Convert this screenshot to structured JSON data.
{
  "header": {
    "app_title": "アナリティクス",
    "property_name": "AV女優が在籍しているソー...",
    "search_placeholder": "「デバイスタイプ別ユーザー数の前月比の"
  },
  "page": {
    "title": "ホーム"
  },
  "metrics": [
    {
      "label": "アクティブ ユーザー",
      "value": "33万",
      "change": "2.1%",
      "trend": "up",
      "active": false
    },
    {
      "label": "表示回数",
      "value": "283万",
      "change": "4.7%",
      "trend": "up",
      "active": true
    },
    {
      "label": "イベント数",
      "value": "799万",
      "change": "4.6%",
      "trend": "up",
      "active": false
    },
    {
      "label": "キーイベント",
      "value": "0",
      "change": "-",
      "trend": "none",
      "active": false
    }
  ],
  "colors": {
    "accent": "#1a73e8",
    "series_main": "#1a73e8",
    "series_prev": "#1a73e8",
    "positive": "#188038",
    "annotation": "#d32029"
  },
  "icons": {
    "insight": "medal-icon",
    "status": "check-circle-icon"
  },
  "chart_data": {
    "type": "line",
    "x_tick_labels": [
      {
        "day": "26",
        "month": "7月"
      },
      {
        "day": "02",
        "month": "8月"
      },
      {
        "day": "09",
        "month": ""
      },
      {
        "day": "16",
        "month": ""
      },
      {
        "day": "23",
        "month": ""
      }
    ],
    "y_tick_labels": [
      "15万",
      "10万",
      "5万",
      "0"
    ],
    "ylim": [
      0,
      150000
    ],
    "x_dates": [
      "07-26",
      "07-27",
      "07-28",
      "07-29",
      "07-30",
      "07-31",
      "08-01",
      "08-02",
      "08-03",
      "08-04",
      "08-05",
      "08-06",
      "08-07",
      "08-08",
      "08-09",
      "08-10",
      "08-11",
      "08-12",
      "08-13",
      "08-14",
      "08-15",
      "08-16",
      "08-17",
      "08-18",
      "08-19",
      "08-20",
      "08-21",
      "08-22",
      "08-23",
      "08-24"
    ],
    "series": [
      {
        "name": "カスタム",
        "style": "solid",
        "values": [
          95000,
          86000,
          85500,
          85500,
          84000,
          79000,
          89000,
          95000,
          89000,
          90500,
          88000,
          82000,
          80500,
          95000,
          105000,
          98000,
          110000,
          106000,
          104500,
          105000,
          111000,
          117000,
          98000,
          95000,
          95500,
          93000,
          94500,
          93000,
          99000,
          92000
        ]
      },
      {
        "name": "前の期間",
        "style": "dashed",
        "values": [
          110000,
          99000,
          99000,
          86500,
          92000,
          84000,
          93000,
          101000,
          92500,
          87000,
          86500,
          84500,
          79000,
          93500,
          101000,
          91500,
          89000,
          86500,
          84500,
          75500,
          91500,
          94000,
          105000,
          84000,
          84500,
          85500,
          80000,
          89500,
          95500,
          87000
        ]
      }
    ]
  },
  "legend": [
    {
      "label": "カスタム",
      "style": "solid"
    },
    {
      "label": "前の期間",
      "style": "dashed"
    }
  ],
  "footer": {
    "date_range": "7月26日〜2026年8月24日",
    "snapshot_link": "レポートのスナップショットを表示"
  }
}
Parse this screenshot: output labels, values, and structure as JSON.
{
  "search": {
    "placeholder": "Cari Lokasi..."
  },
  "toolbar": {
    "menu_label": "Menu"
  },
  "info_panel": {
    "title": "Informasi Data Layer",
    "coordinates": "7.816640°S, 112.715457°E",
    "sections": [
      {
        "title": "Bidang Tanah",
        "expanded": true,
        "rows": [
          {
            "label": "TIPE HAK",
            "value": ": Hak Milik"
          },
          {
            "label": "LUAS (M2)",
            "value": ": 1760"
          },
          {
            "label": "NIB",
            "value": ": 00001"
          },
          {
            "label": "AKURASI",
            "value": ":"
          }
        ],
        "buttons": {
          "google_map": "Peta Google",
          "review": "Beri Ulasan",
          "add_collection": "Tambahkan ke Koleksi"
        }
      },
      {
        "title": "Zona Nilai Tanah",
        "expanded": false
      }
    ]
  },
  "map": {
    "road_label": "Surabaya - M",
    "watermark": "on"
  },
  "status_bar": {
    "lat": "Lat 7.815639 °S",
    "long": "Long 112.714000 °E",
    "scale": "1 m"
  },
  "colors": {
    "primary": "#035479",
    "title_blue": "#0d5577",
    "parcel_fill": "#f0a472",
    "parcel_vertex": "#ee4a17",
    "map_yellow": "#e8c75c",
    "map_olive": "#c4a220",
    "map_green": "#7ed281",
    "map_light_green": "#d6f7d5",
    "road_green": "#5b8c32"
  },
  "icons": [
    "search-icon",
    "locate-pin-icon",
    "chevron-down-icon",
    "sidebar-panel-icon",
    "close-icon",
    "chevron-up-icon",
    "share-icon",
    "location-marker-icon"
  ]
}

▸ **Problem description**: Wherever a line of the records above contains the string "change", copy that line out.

▸ **Solution to this exercise**:
      "change": "2.1%",
      "change": "4.7%",
      "change": "4.6%",
      "change": "-",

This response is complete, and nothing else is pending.